In other industries, we’ll use pharmaceuticals as our example, market research teams will do extensive survey work to determine the most influential figures in decision making relevant to their products.

Even after the enormous expense of conducting these 6 month or more research projects, and taking into account all of the known problems with determining influence with surveys, pharmaceutical companies often dedicate a specialized sales team to act on the data.  One company analyzed in a current paper showed approximately a 20% increase in revenue from this collaboration between marketing and sales.

Unfortunately, survey based methodologies become prohibitively expensive when moving from a 1,000 to 10,000 doctor network to a 10 or 100 million customer retail market.

The good news is, SN data is better and more accurate than surveys, and the data already exists.  You have the actual relationship matrix, rather than skewed survey information.  That alone provides quite a punch to sales.  Marry that with frequency of communication data, and you’ve got a goldmine for sales.

[Photo by: Beth and Christian]

Social Networks and Sales

This Guy Sells the Big Money!
This Guy Sells the Big Money!

From eponymous Social Network data alone, I can tell you who has, for any group, the most influence, who the leaders are, and who you need to convince in order to turn the opinion of the group as a whole. The question is are you going to be a trusted adviser, or a hard sell?

This ability to analyze a network often causes a knee-jerk reaction of unease by people new to the field, myself included when I first started. But, after considered thought and discussion, there are no new ethical questions here, just the same old difficult ones. First, a discussion of sales.

We all have friends whose opinions we trust above others about certain product classes. My brother-in-law is an incredible and studied amateur photographer (not that I can ever get him to update his gallery), and to him I turn for all things photographic. Another friend is an insatiable and articulate consumer of modern fiction, and whom feeds me many great book recommendations.

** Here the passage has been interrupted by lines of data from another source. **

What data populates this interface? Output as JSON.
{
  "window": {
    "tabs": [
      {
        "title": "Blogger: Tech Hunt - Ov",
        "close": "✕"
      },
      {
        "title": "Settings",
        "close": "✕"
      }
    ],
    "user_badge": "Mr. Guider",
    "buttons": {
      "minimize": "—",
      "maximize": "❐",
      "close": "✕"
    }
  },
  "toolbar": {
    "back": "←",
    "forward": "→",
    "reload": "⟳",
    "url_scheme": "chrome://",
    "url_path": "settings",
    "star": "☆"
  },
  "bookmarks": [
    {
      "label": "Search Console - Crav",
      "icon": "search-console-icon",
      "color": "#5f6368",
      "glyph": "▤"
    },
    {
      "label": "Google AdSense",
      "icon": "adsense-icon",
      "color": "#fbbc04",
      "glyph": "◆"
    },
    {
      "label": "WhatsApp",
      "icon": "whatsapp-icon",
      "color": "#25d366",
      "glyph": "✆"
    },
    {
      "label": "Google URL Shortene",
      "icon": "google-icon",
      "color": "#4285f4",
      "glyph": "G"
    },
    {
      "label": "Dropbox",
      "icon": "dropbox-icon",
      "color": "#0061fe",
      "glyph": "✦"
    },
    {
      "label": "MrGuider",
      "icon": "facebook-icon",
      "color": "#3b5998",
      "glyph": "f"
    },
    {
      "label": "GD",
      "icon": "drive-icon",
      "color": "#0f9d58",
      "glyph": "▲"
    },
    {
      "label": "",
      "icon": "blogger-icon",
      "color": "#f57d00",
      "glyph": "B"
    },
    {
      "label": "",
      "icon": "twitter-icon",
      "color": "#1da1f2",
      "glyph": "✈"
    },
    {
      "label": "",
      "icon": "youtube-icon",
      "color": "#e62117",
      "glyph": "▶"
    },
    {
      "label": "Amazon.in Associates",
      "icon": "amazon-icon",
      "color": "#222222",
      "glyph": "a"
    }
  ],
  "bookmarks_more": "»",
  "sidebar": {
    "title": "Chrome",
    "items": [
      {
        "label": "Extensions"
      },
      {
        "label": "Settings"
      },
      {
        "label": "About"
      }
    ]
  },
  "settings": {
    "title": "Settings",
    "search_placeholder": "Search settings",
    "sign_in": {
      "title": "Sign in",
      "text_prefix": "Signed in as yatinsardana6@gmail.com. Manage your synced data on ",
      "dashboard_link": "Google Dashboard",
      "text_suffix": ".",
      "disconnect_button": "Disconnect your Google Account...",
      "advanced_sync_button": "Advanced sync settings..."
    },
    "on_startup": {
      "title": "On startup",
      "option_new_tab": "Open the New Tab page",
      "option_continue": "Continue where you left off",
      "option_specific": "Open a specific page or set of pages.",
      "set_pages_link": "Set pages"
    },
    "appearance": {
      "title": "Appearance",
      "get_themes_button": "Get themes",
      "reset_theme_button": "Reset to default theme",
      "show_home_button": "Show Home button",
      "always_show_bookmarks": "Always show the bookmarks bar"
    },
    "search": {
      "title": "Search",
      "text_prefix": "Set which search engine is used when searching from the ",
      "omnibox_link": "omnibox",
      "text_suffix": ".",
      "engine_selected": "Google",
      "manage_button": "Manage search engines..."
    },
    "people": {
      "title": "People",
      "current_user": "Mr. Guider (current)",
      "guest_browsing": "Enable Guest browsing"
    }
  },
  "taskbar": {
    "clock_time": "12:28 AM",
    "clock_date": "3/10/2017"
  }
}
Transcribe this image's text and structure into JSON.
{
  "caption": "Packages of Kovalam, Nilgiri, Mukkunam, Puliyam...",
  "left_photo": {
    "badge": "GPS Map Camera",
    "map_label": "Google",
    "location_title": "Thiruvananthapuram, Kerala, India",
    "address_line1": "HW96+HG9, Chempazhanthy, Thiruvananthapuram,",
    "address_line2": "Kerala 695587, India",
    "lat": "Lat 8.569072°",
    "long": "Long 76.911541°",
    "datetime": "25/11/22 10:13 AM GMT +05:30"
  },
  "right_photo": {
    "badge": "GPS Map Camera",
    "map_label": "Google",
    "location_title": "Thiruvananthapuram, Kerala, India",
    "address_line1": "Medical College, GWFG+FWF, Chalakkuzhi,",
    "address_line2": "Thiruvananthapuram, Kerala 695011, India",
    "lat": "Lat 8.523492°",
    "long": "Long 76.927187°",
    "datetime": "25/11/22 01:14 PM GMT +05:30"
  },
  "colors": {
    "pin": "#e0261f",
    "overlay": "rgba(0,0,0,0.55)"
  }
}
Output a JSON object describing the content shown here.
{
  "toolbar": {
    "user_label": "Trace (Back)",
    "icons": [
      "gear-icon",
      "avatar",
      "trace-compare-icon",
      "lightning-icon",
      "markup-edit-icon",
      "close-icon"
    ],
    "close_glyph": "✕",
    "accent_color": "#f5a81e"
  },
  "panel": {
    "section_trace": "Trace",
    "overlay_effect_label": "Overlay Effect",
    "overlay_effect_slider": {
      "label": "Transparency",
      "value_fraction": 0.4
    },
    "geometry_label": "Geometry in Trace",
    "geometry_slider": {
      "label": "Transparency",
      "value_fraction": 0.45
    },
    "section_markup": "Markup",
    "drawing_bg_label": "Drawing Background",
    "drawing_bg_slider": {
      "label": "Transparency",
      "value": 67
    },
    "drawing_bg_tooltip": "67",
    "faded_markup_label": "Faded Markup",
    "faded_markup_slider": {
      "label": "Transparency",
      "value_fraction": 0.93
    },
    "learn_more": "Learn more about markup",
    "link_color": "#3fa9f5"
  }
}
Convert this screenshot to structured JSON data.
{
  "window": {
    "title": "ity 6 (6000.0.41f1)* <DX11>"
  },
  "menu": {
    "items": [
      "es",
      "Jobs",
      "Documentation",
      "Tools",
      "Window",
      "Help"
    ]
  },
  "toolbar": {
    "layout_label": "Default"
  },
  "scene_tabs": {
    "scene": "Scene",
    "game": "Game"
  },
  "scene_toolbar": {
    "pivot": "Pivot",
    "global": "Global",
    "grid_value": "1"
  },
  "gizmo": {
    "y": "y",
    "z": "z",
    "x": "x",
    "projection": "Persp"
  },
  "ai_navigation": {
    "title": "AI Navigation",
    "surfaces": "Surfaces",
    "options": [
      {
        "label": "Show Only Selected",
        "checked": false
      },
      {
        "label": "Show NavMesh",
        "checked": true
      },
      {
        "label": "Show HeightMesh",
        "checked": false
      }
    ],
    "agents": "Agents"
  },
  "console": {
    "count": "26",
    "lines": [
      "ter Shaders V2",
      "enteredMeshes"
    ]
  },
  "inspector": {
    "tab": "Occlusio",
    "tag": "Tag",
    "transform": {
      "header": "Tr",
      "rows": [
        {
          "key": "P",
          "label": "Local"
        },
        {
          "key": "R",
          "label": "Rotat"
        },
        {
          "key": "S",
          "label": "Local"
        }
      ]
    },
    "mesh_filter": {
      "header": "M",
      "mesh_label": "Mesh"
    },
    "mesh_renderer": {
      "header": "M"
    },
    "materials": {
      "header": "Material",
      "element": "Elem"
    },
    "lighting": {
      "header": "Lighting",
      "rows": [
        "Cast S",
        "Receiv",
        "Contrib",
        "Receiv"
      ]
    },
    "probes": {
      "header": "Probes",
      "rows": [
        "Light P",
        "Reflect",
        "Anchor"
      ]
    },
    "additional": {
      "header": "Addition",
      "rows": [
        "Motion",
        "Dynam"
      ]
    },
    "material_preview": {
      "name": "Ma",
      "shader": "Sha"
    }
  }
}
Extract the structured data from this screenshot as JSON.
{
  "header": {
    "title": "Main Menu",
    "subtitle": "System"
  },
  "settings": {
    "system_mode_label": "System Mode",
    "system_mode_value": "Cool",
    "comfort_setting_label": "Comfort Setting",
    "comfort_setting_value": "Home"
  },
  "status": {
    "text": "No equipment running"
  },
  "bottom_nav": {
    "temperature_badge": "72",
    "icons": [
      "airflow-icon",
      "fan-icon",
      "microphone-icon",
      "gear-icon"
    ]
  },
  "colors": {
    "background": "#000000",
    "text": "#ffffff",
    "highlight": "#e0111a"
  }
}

For electronic gadgets, I turn to yet another. I trust their judgment and opinions; if you can convince them that your product is great, you have gone a long way toward convincing me. Further, switching to the general, we look to our gurus for information and ideas about the new. If you as a manufacturer/service/producer bring new ideas to my gurus, you are helping them seek out new information, which they tend to do naturally.

So, as a Social Network provider, or as a consumer of social network data for sales and advertising, you have a choice: treat networks as just another advertising platform, and be treated by the participants as just another advertiser; or provide value into the network, and reap the rewards.

[Photo by bonkedproducer]